## WHAT IS EXPECTED
Lines, not repeats, are what count: give the number of lines below that hold "screenshot", and nothing more.

[Items from an interface collection]
::::::::::

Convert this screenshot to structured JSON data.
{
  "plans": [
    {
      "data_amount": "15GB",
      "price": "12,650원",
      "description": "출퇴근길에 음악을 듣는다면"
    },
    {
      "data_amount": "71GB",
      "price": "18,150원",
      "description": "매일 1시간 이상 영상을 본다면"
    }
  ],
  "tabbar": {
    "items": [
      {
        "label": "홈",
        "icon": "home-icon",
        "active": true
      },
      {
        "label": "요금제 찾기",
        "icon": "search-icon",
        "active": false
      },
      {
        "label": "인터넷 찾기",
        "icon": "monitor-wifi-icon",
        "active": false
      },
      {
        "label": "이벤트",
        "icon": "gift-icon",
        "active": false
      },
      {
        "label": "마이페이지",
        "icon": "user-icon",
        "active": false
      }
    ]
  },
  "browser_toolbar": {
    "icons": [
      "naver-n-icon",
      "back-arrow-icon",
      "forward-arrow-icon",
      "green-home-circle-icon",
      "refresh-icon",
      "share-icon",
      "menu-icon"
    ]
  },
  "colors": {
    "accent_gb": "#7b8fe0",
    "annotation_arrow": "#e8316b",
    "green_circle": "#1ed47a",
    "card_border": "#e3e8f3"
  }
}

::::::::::

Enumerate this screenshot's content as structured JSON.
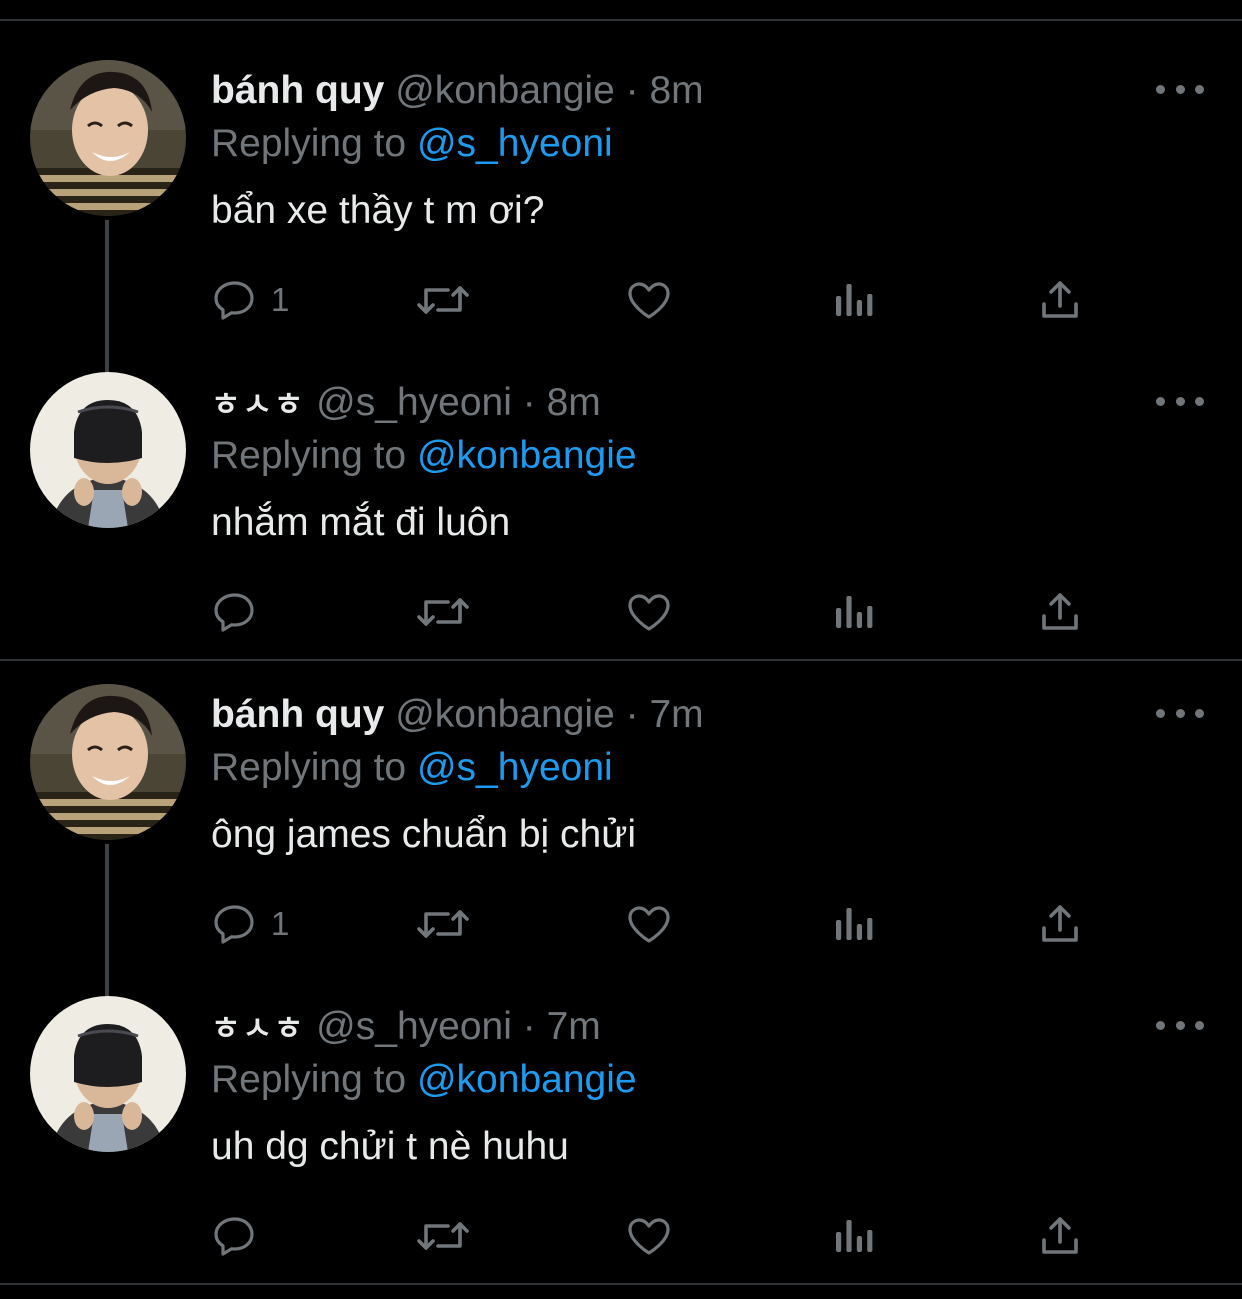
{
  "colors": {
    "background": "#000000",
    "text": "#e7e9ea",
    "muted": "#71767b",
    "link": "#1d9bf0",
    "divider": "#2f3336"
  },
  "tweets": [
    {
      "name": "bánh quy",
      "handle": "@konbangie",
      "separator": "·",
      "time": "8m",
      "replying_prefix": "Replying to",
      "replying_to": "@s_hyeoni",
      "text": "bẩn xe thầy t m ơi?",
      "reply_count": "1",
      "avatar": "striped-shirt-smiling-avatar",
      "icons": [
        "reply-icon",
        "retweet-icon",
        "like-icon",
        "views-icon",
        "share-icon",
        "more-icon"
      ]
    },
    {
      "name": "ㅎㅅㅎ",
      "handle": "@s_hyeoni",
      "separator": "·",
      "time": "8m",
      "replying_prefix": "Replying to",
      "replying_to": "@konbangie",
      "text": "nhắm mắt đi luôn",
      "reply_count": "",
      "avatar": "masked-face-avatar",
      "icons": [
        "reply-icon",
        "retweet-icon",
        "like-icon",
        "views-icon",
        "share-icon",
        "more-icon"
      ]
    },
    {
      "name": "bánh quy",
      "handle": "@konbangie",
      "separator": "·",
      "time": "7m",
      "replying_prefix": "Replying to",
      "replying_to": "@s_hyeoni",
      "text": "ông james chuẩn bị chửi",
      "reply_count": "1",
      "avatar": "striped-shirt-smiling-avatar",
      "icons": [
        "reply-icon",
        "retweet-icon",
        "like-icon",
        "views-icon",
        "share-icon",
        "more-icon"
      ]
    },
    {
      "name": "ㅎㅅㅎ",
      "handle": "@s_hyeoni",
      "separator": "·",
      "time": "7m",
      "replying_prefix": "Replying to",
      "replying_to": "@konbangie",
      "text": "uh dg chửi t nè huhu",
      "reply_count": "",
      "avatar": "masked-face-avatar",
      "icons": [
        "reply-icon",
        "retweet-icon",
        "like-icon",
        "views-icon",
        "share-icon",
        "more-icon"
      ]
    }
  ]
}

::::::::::

## EXERCISE RESPONSE
2